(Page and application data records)
------------------------------------------------

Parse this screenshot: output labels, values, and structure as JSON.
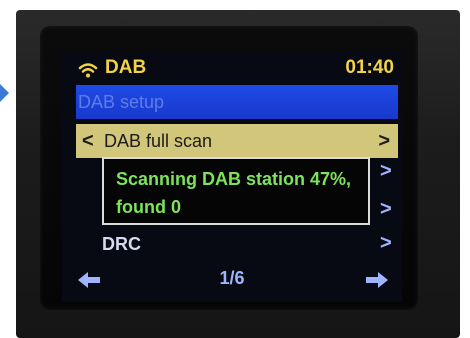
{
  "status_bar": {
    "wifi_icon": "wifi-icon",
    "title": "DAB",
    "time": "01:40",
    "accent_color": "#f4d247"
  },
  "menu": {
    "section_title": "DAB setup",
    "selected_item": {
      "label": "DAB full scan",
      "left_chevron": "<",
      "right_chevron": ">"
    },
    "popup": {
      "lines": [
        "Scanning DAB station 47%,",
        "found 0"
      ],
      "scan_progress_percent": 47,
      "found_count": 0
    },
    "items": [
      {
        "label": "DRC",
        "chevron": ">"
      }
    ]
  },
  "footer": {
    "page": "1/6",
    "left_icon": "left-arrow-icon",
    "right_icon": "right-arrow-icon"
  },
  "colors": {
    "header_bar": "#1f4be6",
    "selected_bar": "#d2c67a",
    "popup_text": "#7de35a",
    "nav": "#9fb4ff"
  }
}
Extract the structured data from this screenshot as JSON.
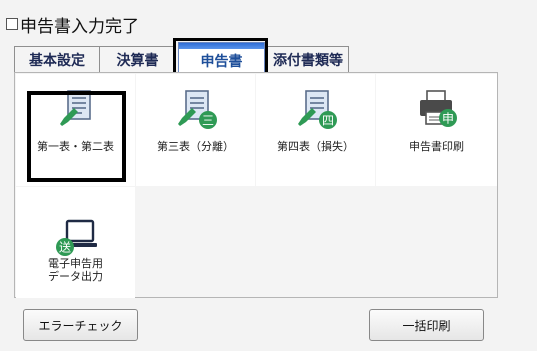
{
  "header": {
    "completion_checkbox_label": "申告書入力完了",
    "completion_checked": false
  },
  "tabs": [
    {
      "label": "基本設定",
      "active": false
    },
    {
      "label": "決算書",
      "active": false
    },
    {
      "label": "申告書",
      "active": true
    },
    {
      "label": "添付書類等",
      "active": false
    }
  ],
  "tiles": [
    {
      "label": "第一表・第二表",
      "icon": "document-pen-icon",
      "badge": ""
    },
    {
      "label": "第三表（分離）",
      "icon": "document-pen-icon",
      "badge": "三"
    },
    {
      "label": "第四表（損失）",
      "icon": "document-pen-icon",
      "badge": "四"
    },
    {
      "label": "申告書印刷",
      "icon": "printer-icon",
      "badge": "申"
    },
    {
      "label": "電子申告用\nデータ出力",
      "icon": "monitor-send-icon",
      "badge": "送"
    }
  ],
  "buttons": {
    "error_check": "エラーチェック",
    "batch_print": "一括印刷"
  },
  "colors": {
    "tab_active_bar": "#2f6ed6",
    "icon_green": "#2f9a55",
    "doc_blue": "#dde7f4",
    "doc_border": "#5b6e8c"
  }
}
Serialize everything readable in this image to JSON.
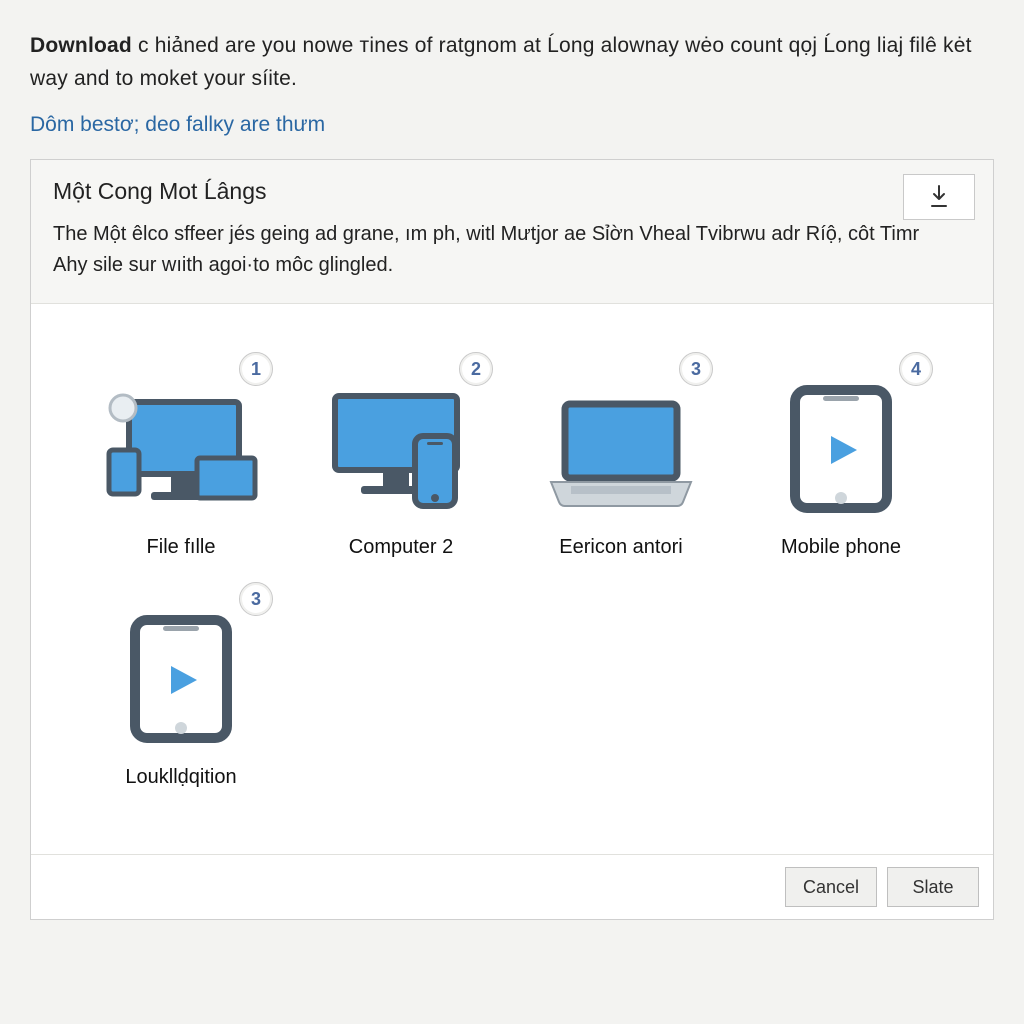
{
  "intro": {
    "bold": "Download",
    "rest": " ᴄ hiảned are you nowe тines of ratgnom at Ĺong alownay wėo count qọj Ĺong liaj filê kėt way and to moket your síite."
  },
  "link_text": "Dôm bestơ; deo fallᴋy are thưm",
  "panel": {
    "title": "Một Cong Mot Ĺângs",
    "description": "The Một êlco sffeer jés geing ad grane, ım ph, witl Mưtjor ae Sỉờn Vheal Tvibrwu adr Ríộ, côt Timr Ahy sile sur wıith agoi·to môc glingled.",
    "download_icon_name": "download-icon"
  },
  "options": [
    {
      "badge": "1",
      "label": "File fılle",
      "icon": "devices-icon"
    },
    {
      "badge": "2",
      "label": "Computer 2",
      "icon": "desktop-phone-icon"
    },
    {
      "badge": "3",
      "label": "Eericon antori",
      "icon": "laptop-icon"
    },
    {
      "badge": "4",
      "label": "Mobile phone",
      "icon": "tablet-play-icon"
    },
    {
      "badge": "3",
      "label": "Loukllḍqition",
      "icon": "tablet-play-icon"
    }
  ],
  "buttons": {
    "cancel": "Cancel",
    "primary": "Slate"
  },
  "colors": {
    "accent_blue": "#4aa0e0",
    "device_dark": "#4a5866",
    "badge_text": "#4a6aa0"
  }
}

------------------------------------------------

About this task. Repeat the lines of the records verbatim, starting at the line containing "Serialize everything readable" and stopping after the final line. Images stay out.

Problem solution.
Serialize everything readable in this image to JSON.
{
  "intro": {
    "bold": "Download",
    "rest": " ᴄ hiảned are you nowe тines of ratgnom at Ĺong alownay wėo count qọj Ĺong liaj filê kėt way and to moket your síite."
  },
  "link_text": "Dôm bestơ; deo fallᴋy are thưm",
  "panel": {
    "title": "Một Cong Mot Ĺângs",
    "description": "The Một êlco sffeer jés geing ad grane, ım ph, witl Mưtjor ae Sỉờn Vheal Tvibrwu adr Ríộ, côt Timr Ahy sile sur wıith agoi·to môc glingled.",
    "download_icon_name": "download-icon"
  },
  "options": [
    {
      "badge": "1",
      "label": "File fılle",
      "icon": "devices-icon"
    },
    {
      "badge": "2",
      "label": "Computer 2",
      "icon": "desktop-phone-icon"
    },
    {
      "badge": "3",
      "label": "Eericon antori",
      "icon": "laptop-icon"
    },
    {
      "badge": "4",
      "label": "Mobile phone",
      "icon": "tablet-play-icon"
    },
    {
      "badge": "3",
      "label": "Loukllḍqition",
      "icon": "tablet-play-icon"
    }
  ],
  "buttons": {
    "cancel": "Cancel",
    "primary": "Slate"
  },
  "colors": {
    "accent_blue": "#4aa0e0",
    "device_dark": "#4a5866",
    "badge_text": "#4a6aa0"
  }
}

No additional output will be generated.